▶ **WHAT THE TASK ASKS**:
From the entries below, list each line with "icon".

▶ **MATERIAL PROVIDED**:
__________________________________________________

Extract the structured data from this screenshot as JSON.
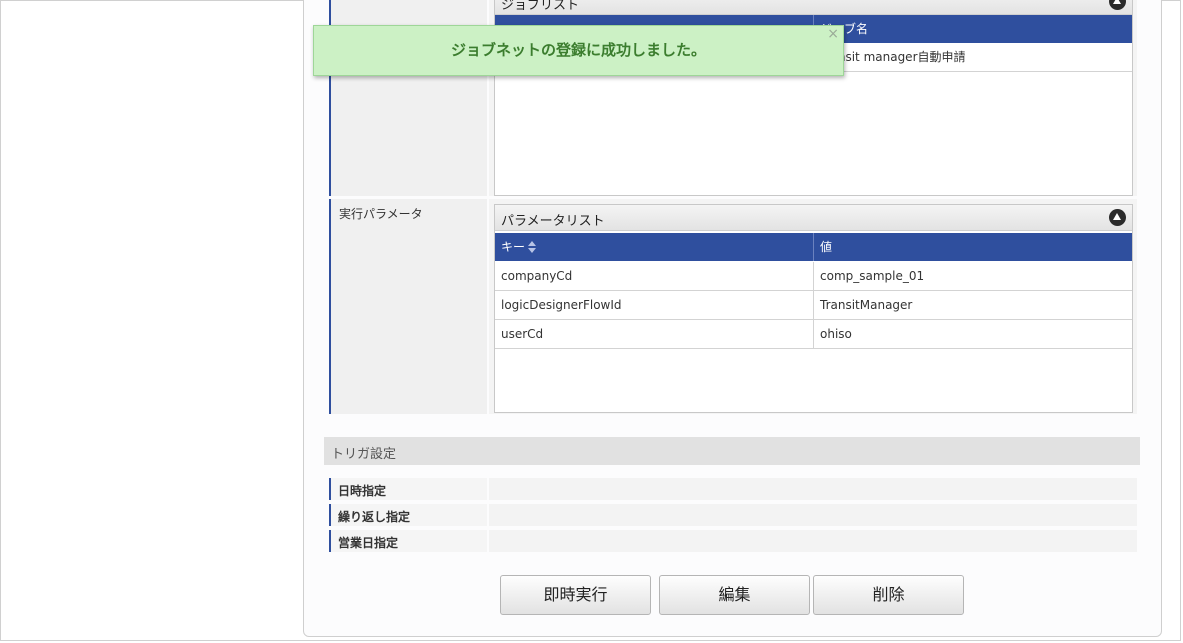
{
  "colors": {
    "accent": "#2f4f9e",
    "toast_bg": "#ccf1c5",
    "toast_text": "#3b7d2e"
  },
  "job_list": {
    "title": "ジョブリスト",
    "columns": [
      "ジョブ名"
    ],
    "rows": [
      {
        "job_name": "Transit manager自動申請"
      }
    ]
  },
  "params": {
    "label": "実行パラメータ",
    "title": "パラメータリスト",
    "columns": [
      "キー",
      "値"
    ],
    "rows": [
      {
        "key": "companyCd",
        "value": "comp_sample_01"
      },
      {
        "key": "logicDesignerFlowId",
        "value": "TransitManager"
      },
      {
        "key": "userCd",
        "value": "ohiso"
      }
    ]
  },
  "trigger": {
    "title": "トリガ設定",
    "rows": [
      {
        "label": "日時指定",
        "value": ""
      },
      {
        "label": "繰り返し指定",
        "value": ""
      },
      {
        "label": "営業日指定",
        "value": ""
      }
    ]
  },
  "buttons": {
    "run_now": "即時実行",
    "edit": "編集",
    "delete": "削除"
  },
  "toast": {
    "message": "ジョブネットの登録に成功しました。",
    "close": "×"
  }
}
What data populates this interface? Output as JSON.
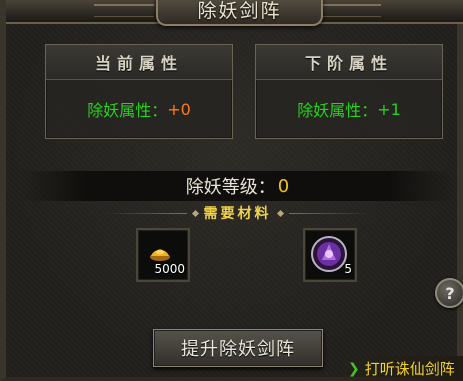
{
  "window": {
    "title": "除妖剑阵"
  },
  "current": {
    "header": "当前属性",
    "label": "除妖属性：",
    "value": "+0"
  },
  "next": {
    "header": "下阶属性",
    "label": "除妖属性：",
    "value": "+1"
  },
  "level": {
    "label": "除妖等级：",
    "value": "0"
  },
  "materials": {
    "title": "需要材料",
    "items": [
      {
        "icon": "gold-ingot-icon",
        "count": "5000"
      },
      {
        "icon": "purple-gem-icon",
        "count": "5"
      }
    ]
  },
  "buttons": {
    "upgrade": "提升除妖剑阵",
    "help": "?"
  },
  "link": {
    "text": "打听诛仙剑阵"
  },
  "colors": {
    "green": "#28d21e",
    "orange": "#ff7a1e",
    "gold": "#f0c318",
    "link": "#f2d12a"
  }
}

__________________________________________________

▶ **TASK RESULT**:
        "icon": "gold-ingot-icon",
        "icon": "purple-gem-icon",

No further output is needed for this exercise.